* [The task] Could you tally the lines of the entries that carry the string "Definition"? Reply with the number and nothing more.

»»

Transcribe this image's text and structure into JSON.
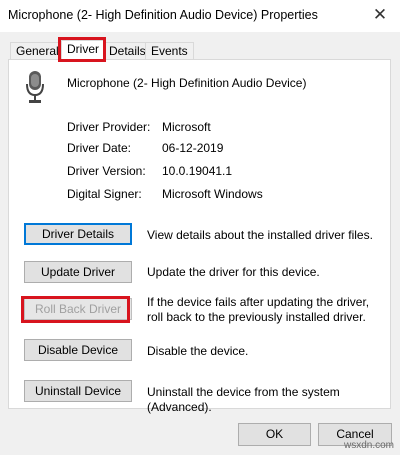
{
  "window": {
    "title": "Microphone (2- High Definition Audio Device) Properties"
  },
  "tabs": [
    {
      "label": "General"
    },
    {
      "label": "Driver"
    },
    {
      "label": "Details"
    },
    {
      "label": "Events"
    }
  ],
  "device": {
    "name": "Microphone (2- High Definition Audio Device)",
    "icon": "microphone-icon"
  },
  "properties": [
    {
      "label": "Driver Provider:",
      "value": "Microsoft"
    },
    {
      "label": "Driver Date:",
      "value": "06-12-2019"
    },
    {
      "label": "Driver Version:",
      "value": "10.0.19041.1"
    },
    {
      "label": "Digital Signer:",
      "value": "Microsoft Windows"
    }
  ],
  "actions": [
    {
      "label": "Driver Details",
      "description": "View details about the installed driver files."
    },
    {
      "label": "Update Driver",
      "description": "Update the driver for this device."
    },
    {
      "label": "Roll Back Driver",
      "description": "If the device fails after updating the driver, roll back to the previously installed driver."
    },
    {
      "label": "Disable Device",
      "description": "Disable the device."
    },
    {
      "label": "Uninstall Device",
      "description": "Uninstall the device from the system (Advanced)."
    }
  ],
  "footer": {
    "ok_label": "OK",
    "cancel_label": "Cancel"
  },
  "watermark": "wsxdn.com",
  "colors": {
    "highlight": "#d8141e",
    "focus": "#0078d7"
  }
}
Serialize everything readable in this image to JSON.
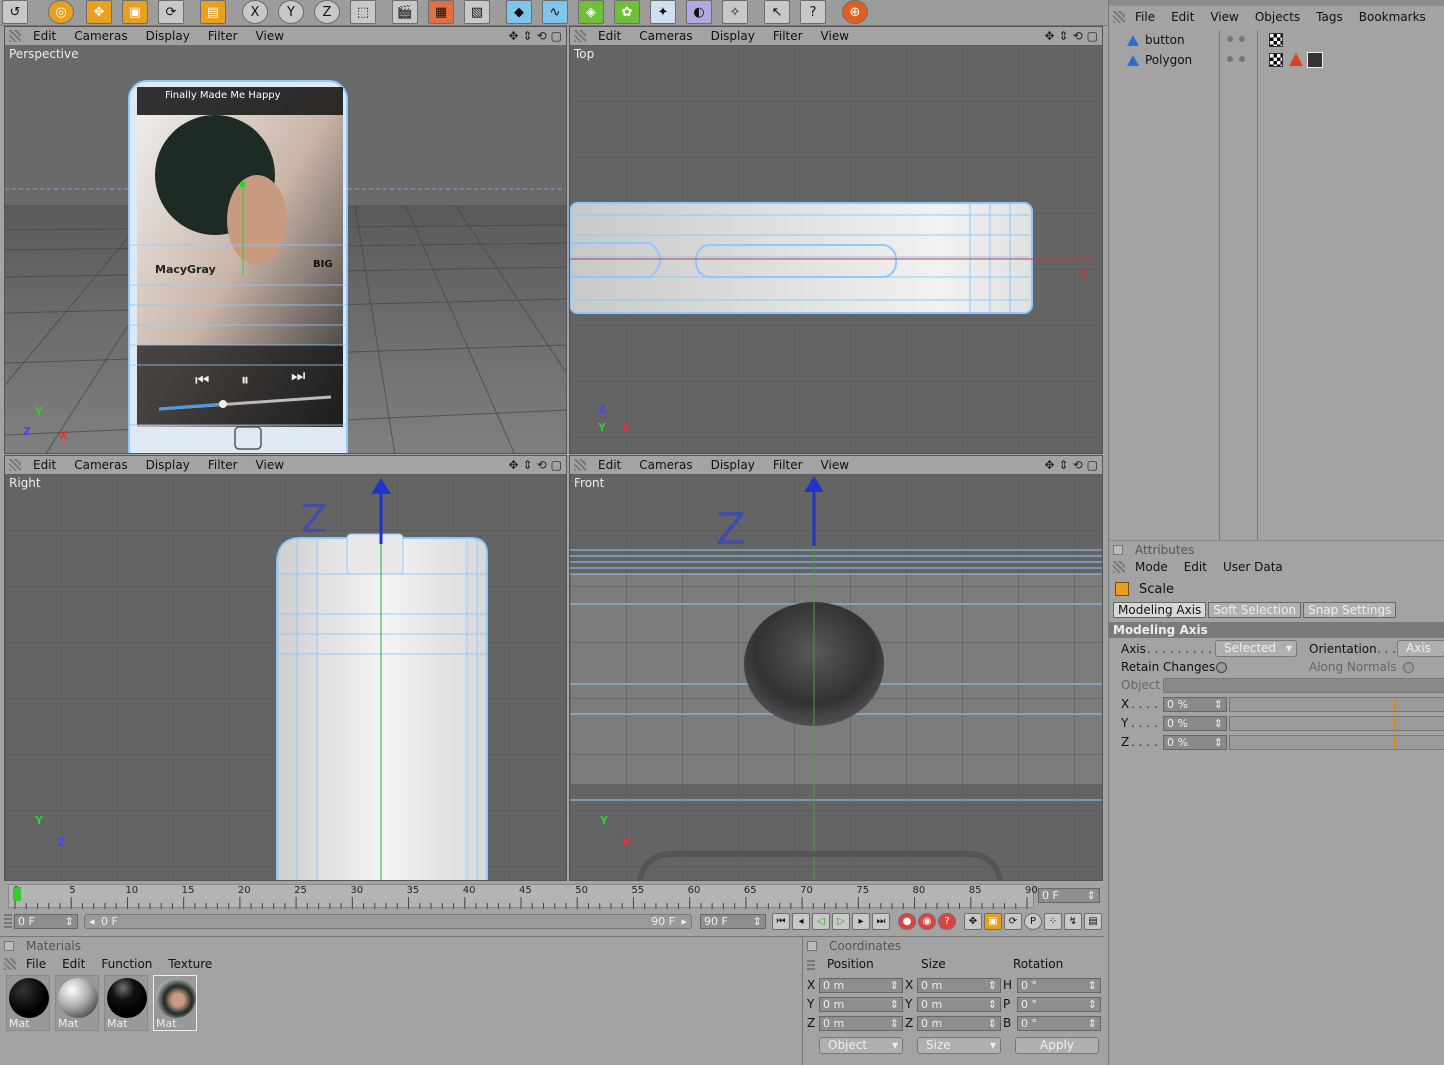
{
  "viewport_menu": [
    "Edit",
    "Cameras",
    "Display",
    "Filter",
    "View"
  ],
  "viewports": {
    "perspective": {
      "label": "Perspective"
    },
    "top": {
      "label": "Top"
    },
    "right": {
      "label": "Right"
    },
    "front": {
      "label": "Front"
    }
  },
  "phone_screen": {
    "song": "Finally Made Me Happy",
    "artist": "MacyGray",
    "badge": "BIG"
  },
  "object_manager": {
    "menu": [
      "File",
      "Edit",
      "View",
      "Objects",
      "Tags",
      "Bookmarks"
    ],
    "objects": [
      {
        "name": "button"
      },
      {
        "name": "Polygon"
      }
    ]
  },
  "attributes": {
    "title": "Attributes",
    "menu": [
      "Mode",
      "Edit",
      "User Data"
    ],
    "tool_name": "Scale",
    "tabs": [
      "Modeling Axis",
      "Soft Selection",
      "Snap Settings"
    ],
    "section": "Modeling Axis",
    "axis_label": "Axis",
    "axis_value": "Selected",
    "orientation_label": "Orientation",
    "orientation_value": "Axis",
    "retain_changes": "Retain Changes",
    "along_normals": "Along Normals",
    "object_label": "Object",
    "x_label": "X",
    "y_label": "Y",
    "z_label": "Z",
    "x_value": "0 %",
    "y_value": "0 %",
    "z_value": "0 %"
  },
  "timeline": {
    "ticks": [
      "0",
      "5",
      "10",
      "15",
      "20",
      "25",
      "30",
      "35",
      "40",
      "45",
      "50",
      "55",
      "60",
      "65",
      "70",
      "75",
      "80",
      "85",
      "90"
    ],
    "current_frame": "0 F",
    "start_frame": "0 F",
    "range_start": "0 F",
    "range_end": "90 F",
    "end_frame": "90 F"
  },
  "materials": {
    "title": "Materials",
    "menu": [
      "File",
      "Edit",
      "Function",
      "Texture"
    ],
    "items": [
      "Mat",
      "Mat",
      "Mat",
      "Mat"
    ]
  },
  "coordinates": {
    "title": "Coordinates",
    "headers": [
      "Position",
      "Size",
      "Rotation"
    ],
    "pos_labels": [
      "X",
      "Y",
      "Z"
    ],
    "size_labels": [
      "X",
      "Y",
      "Z"
    ],
    "rot_labels": [
      "H",
      "P",
      "B"
    ],
    "pos_values": [
      "0 m",
      "0 m",
      "0 m"
    ],
    "size_values": [
      "0 m",
      "0 m",
      "0 m"
    ],
    "rot_values": [
      "0 °",
      "0 °",
      "0 °"
    ],
    "mode": "Object",
    "size_mode": "Size",
    "apply": "Apply"
  },
  "colors": {
    "accent_orange": "#e8a020",
    "wire_blue": "#8ec8ff",
    "viewport_bg": "#646464",
    "panel_bg": "#a3a3a3"
  }
}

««

* [Solution] 2